then anyway—nor the world of the oceans, or picture-book horses and birds. But I was grateful to Misra—grateful that she chose to introduce me to a world in which I have felt happiest since then. V During my brief sojourn in the land of pain, two things occurred: one, I lost myself in it (I wondered, was this why Misra suggested I was given a map of the globe and of the oceans?); two, I took hold of a different “self”, one that had no room and no space for Misra and no longer cared for her. I
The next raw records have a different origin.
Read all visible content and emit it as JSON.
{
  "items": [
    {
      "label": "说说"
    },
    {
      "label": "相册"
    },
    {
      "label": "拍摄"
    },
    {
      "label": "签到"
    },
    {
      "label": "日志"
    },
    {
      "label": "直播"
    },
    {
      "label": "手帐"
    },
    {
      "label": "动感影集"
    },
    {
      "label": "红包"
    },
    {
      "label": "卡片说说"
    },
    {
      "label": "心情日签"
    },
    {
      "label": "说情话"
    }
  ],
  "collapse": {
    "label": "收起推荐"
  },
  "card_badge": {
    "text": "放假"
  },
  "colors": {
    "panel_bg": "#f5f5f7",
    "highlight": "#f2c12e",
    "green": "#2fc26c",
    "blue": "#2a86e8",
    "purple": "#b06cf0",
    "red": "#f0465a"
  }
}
missed her immensely when she wasn’t with you. And so, with a self-abandon many began to associate with you, you cried and cried until she was brought to you. With a similar self-surrender, you displayed the pleasure of her company. Which was what made some say that she had bewitched you. She taught you how best you should make use of your own body. She helped you leam to wash it, she assisted you in watching it grow, like the day’s shadow, from the shortest to the longest purposelessness of an
rat race faster than the arms race—and we’re starving! Mogadiscio—whose sand was white as the smoke of a fire just built. Mogadiscio—the most ancient city south of the Sahara, a city bombed by the Portuguese, looted by the Arabs, colonized by the Ottoman Turks, subdued by the Italians and bought, at the turn of the century, by a Zanzibar! who paid for it a little more than Bombay had cost Britain or Manhattan the Dutch. The Sultan of Zanzibar sublet the territory to the Italians. I love its
actions the audience was prescribing as punishment for the woman who, out of jealousy, “took residence” in another; Do you remember? V There was a flood. And you floated. You floated, heavy as a corpse, asleep to the end of the world. You floated easterly towards the sea. You remember someone saying there would no longer be any more rebirths, or renewals of any sort. Millions of people had lost their lives and property in the flood, but then everyone agreed this didn’t matter, for this was
chosen to be delivered, not through the womb, but through a middle finger. There are other epic children who took a day to be conceived and born and yet others required a hundred and fifty years to be bom at all Now why did this “epic child” wait for a hundred and fifty years? Because he made the unusual (I almost said, rational) request not to use as his exit (or was it his entrance) the very organ which his mother employed as her urinary passage. Another feature common among epic children is